**What to do**
What lines of the data hold the string "Carga"? Pull each one out.

**Working data**

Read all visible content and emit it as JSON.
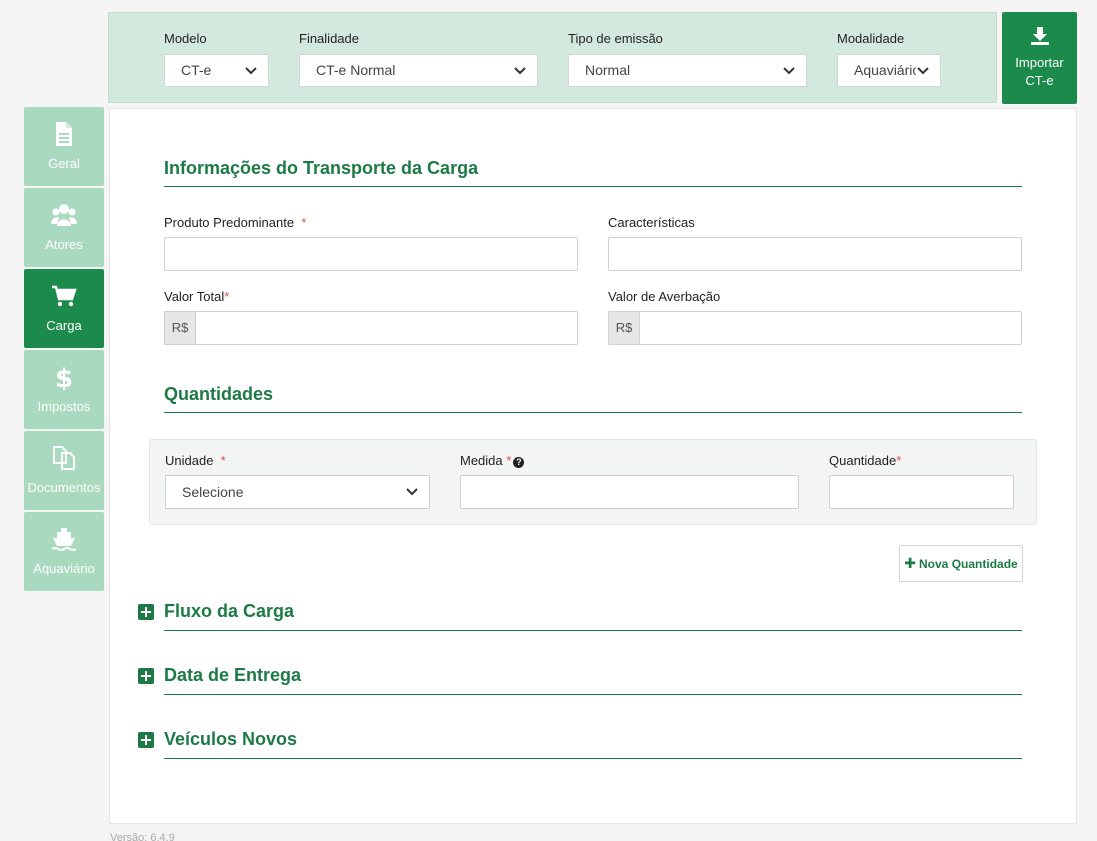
{
  "header": {
    "modelo": {
      "label": "Modelo",
      "value": "CT-e"
    },
    "finalidade": {
      "label": "Finalidade",
      "value": "CT-e Normal"
    },
    "tipo_emissao": {
      "label": "Tipo de emissão",
      "value": "Normal"
    },
    "modalidade": {
      "label": "Modalidade",
      "value": "Aquaviário"
    },
    "import_button": {
      "line1": "Importar",
      "line2": "CT-e",
      "icon": "download-icon"
    }
  },
  "sidebar": {
    "items": [
      {
        "label": "Geral",
        "icon": "document-icon",
        "active": false
      },
      {
        "label": "Atores",
        "icon": "users-icon",
        "active": false
      },
      {
        "label": "Carga",
        "icon": "cart-icon",
        "active": true
      },
      {
        "label": "Impostos",
        "icon": "dollar-icon",
        "active": false
      },
      {
        "label": "Documentos",
        "icon": "copy-icon",
        "active": false
      },
      {
        "label": "Aquaviário",
        "icon": "ship-icon",
        "active": false
      }
    ]
  },
  "transporte": {
    "title": "Informações do Transporte da Carga",
    "produto_label": "Produto Predominante",
    "caracteristicas_label": "Características",
    "valor_total_label": "Valor Total",
    "valor_averbacao_label": "Valor de Averbação",
    "currency": "R$",
    "required_mark": "*"
  },
  "quantidades": {
    "title": "Quantidades",
    "unidade_label": "Unidade",
    "unidade_value": "Selecione",
    "medida_label": "Medida",
    "quantidade_label": "Quantidade",
    "help_glyph": "?",
    "nova_button": "Nova Quantidade",
    "plus_glyph": "✚"
  },
  "sections": {
    "fluxo": "Fluxo da Carga",
    "data_entrega": "Data de Entrega",
    "veiculos": "Veículos Novos"
  },
  "footer": {
    "version": "Versão: 6.4.9"
  },
  "colors": {
    "primary": "#1b8a4b",
    "light": "#a9d9be",
    "header_bg": "#d4e9dd"
  }
}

**Your solution**
        "label": "Carga",
    "title": "Informações do Transporte da Carga",
    "fluxo": "Fluxo da Carga",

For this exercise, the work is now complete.